    65. (2011). NOD2 controls the nature of the inflammatory response and subsequent fate of Mycobacterium tuberculosis and M. bovis BCG in human macrophages.
    66. (1993). Pathogenesis of tuberculosis: interaction of Mycobacterium tuberculosis with macrophages.
    67. (1993). Phagocytic processing of bacterial antigens for class I MHC presentation to T cells.
    68. (1984). Phagosomal membranes of Mycobacterium bovis BCG-immunealveolarmacrophages are resistant to disruption by Mycobacterium tuberculosis H37Rv.
    69. (2003). Phagosomes are competent organelles for antigen crosspresentation.
    70. (2006). Priming of T cells by exogenous antigen cross-presented on MHC class I molecules.
    71. (2001). Processing of exogenous antigens for presentation by class I MHC molecules involves post-Golgi peptideexchangeinfluencedbypeptideMHC complex stability and acidic pH.
    72. (2007). rabGTPase function by intracellular bacterial pathogens.
    73. (2003). Recombinant BCG exporting ESAT6 confers enhanced protection against tuberculosis.
    74. (2000). Relative contributions of distinct MHC class I-dependent cell populations in protection to tuberculosis infection in mice.
    75. (1971). Response of cultured macrophages to Mycobacterium tuberculosis, with observations on fusion of lysosomes with phagosomes.
    76. (2005). Role of CD8+ T lymphoc y t e si nc o n t r o lo fMycobacterium tuberculosis infection.
    77. (1996). Roles of proteasomes, transporter for antigen presentation (TAP), and beta2-microglobulinintheprocessing of bacterial or particulate antigens via an alternate class I MHC processingpathway.J.Immunol.156,
    78. Sec22b regulates phagosomal maturation and antigen crosspresentation by dendritic cells.
    79. (2010). Secreted immunodominant Mycobacterium tuberculosis antigens are processed by the cytosolic pathway.
    80. (2006). Secreted proteinsfromMycobacteriumtuberculosis gain access to the cytosolic MHC class-I antigen-processing pathway.
    81. (1997). Sequestration of Mycobacterium tuberculosis in tight vacuoles in vivo in lung macrophages of mice infected by the respiratory route.
    82. Tampe,R.,andKurts,C.(2008).Spatial and mechanistic separation of cross-presentation and endogenous antigen presentation.
    83. (2008). The cell biology of cross-presentation and the role of dendritic cell subsets.
    84. (2002). The Mycobacterium tuberculosis phagosome in human macrophages is isolated from the host cell cytoplasm.
    85. (1996). The Mycobacterium tuberculosis phagosome interacts with early endosomes and is accessible to exogenously administered transferrin.

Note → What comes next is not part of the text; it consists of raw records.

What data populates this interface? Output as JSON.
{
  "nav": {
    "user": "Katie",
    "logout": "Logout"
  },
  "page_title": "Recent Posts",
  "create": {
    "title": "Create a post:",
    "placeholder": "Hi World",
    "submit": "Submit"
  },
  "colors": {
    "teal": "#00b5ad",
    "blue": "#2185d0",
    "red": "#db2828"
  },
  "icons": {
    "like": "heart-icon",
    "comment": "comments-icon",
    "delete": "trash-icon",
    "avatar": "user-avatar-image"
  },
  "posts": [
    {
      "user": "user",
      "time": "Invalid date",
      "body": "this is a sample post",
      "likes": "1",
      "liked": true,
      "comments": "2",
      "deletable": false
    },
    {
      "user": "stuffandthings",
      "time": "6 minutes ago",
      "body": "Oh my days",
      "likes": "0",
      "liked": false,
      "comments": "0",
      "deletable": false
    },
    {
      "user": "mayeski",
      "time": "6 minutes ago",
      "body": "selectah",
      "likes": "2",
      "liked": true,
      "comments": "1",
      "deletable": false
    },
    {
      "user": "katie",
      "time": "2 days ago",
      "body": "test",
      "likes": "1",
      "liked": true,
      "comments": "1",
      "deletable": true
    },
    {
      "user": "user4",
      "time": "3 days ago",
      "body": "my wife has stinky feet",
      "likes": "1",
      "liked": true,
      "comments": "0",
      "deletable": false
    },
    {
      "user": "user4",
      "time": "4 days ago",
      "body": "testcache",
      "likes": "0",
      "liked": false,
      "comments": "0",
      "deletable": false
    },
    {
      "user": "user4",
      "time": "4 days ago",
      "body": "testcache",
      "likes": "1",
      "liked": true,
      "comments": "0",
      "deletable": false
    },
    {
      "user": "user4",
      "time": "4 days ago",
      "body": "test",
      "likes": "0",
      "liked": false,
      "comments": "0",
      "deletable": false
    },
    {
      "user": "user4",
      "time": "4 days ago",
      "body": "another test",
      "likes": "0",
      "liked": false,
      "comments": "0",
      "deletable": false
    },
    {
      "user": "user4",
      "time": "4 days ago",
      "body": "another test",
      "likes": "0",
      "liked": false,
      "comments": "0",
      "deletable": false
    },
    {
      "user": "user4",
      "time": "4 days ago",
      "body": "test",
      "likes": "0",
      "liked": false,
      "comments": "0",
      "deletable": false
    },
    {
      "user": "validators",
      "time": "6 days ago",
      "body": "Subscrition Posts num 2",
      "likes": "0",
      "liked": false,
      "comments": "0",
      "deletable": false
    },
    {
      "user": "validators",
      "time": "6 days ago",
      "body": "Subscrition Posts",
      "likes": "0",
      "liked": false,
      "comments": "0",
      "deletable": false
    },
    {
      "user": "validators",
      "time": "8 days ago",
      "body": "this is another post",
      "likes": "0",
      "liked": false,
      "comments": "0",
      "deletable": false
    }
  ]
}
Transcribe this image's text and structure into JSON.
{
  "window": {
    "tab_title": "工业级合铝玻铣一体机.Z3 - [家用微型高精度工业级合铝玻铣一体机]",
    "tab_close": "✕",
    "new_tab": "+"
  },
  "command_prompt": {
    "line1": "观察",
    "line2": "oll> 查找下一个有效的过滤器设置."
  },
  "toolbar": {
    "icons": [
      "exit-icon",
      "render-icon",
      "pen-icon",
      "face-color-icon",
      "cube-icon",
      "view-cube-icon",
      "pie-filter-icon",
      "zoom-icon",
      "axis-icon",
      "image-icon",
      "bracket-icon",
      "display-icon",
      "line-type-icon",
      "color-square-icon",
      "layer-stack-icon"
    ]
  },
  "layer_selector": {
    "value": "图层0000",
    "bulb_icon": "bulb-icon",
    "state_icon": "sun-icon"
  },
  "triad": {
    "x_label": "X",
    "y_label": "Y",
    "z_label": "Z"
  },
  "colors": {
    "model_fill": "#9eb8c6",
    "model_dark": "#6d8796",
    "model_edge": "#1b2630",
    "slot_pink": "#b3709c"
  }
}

    86. (2009). The Mycobacterium tuberculosis phagosome is a HLA-I processing competent organelle.
    87. (2003). The primary mechanism of attenuation of bacillus Calmette-Guerin is a loss of secreted lytic function required for invasion of lung interstitial tissue.
    88. This is an open-access article distributed under the terms of the Creative Commons Attribution Non Commercial License, which permits noncommercial use, distribution, and reproduction in other forums, provided the original authors and source are credited.
    89. (1927). Tubercule bacilli in latent tuberculous lesions and in lung tissue withouttuberculouslesions.Arch.Pathol.
    90. (2007). Type VII secretion – mycobacteria show the way.
    91. (2006). Virulent clinical isolates of Mycobacterium tuberculosis grow rapidly and induce cellular necrosis but minimal apoptosis in murinemacrophages.J.Leukoc.Biol.
    92. (2000). Virulent Mycobacterium tuberculosis strains evade apoptosis of infected alveolar macrophages.

    To submit an update or takedown request for this paper, please submit an Update/Correction/Removal Request.